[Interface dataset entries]
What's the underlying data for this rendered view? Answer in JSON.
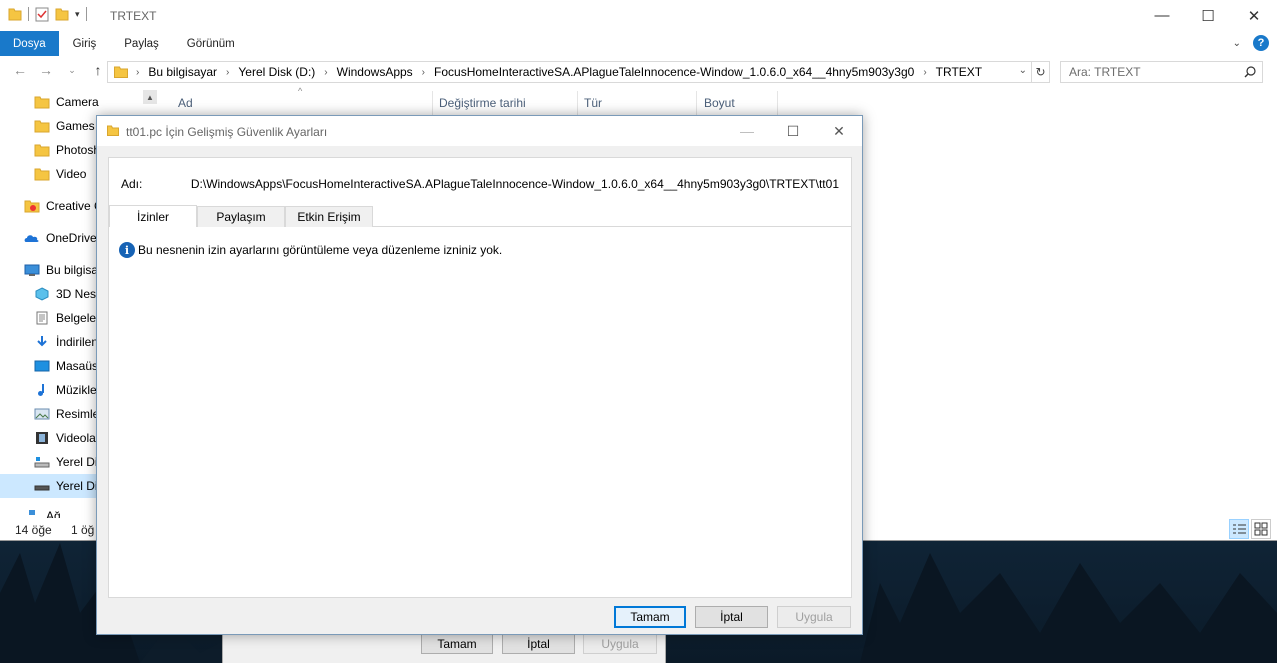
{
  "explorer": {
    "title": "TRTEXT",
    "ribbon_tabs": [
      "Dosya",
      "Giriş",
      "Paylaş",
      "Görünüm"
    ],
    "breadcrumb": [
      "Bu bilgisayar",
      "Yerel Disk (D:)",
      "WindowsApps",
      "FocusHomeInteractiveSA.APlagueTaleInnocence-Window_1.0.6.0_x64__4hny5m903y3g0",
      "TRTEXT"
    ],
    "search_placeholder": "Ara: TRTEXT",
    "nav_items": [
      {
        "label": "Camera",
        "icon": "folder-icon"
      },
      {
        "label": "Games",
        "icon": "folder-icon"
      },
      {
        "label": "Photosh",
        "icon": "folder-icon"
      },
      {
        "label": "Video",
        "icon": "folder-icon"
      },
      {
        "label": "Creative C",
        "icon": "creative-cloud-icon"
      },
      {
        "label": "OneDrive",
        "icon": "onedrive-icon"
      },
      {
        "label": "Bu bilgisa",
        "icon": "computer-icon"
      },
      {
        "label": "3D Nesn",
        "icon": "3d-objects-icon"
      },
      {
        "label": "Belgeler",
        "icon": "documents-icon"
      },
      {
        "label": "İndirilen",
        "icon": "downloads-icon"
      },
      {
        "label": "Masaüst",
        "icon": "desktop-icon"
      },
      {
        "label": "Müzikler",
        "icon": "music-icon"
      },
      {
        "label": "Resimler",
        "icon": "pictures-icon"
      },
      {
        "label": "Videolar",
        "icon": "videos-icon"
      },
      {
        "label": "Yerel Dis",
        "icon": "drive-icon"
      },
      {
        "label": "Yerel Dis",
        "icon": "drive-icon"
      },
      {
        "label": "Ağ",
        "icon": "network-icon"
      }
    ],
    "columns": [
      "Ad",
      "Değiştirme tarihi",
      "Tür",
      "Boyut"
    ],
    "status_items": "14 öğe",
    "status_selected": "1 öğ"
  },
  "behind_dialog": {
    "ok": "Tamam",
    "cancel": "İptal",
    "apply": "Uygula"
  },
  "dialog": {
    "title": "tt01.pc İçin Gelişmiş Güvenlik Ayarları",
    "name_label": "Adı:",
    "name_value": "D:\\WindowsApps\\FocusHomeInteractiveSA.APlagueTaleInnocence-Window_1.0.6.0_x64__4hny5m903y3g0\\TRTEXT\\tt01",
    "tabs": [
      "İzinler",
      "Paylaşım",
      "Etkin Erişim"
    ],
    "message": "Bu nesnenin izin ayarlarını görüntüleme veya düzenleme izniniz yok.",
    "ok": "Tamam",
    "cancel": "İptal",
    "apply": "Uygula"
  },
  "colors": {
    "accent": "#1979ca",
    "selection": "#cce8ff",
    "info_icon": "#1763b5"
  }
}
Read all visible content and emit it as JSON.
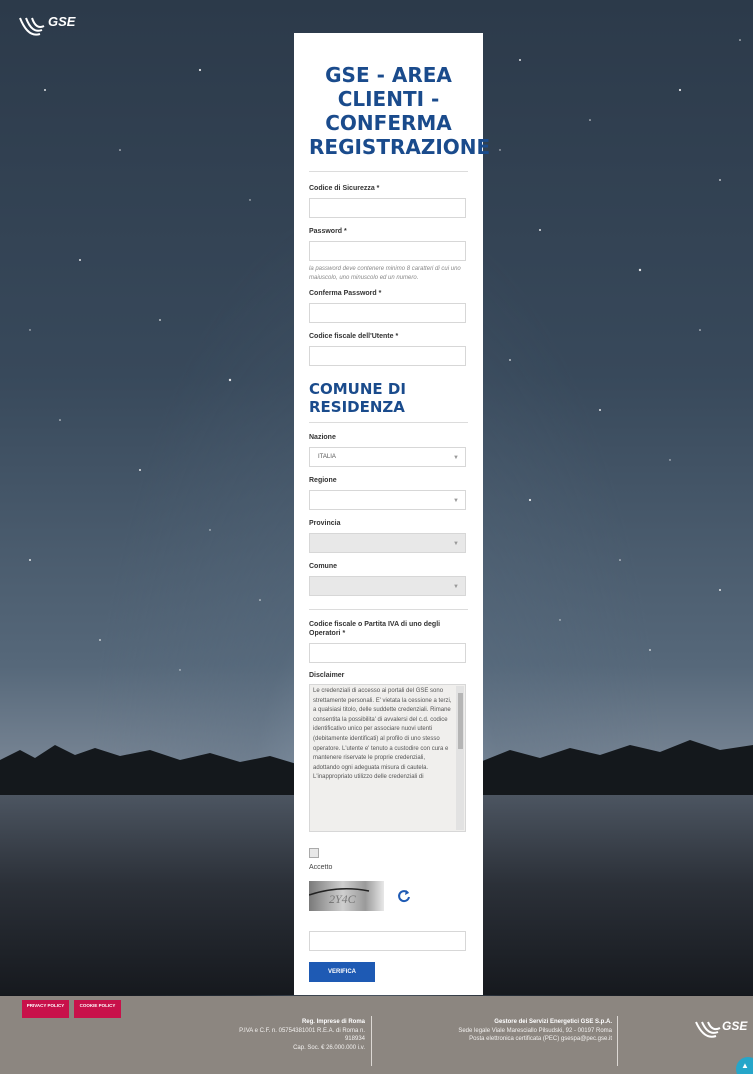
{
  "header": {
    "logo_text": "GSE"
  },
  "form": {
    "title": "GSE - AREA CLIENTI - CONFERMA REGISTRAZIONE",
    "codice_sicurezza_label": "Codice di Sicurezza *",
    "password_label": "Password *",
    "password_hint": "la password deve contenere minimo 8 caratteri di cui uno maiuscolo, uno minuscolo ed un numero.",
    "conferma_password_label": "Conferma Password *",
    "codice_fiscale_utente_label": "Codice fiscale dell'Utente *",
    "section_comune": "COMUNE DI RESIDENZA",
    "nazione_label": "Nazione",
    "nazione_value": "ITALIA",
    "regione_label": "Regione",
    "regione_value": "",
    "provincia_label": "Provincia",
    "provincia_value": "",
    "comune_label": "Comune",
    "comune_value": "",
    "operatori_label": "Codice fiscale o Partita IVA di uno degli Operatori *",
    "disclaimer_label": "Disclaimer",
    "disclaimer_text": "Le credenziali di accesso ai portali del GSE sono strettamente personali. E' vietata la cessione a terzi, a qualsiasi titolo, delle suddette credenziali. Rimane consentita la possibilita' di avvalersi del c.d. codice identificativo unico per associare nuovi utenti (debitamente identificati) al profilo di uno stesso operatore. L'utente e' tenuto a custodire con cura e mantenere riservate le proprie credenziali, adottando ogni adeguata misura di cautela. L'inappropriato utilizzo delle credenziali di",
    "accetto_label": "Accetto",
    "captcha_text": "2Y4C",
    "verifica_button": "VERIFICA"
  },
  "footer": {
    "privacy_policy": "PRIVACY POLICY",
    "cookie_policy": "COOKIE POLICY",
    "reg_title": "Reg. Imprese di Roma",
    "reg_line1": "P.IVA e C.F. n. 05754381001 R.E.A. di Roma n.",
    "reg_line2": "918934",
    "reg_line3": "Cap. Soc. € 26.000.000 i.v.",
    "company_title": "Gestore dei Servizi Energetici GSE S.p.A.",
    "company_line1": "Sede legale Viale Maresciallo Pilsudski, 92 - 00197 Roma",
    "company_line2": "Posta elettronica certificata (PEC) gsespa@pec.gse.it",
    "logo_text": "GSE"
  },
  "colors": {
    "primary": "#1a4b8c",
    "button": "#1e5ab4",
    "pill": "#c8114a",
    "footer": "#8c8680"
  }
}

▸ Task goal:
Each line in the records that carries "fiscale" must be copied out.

▸ Task result:
    "codice_fiscale_utente_label": "Codice fiscale dell'Utente *",
    "operatori_label": "Codice fiscale o Partita IVA di uno degli Operatori *",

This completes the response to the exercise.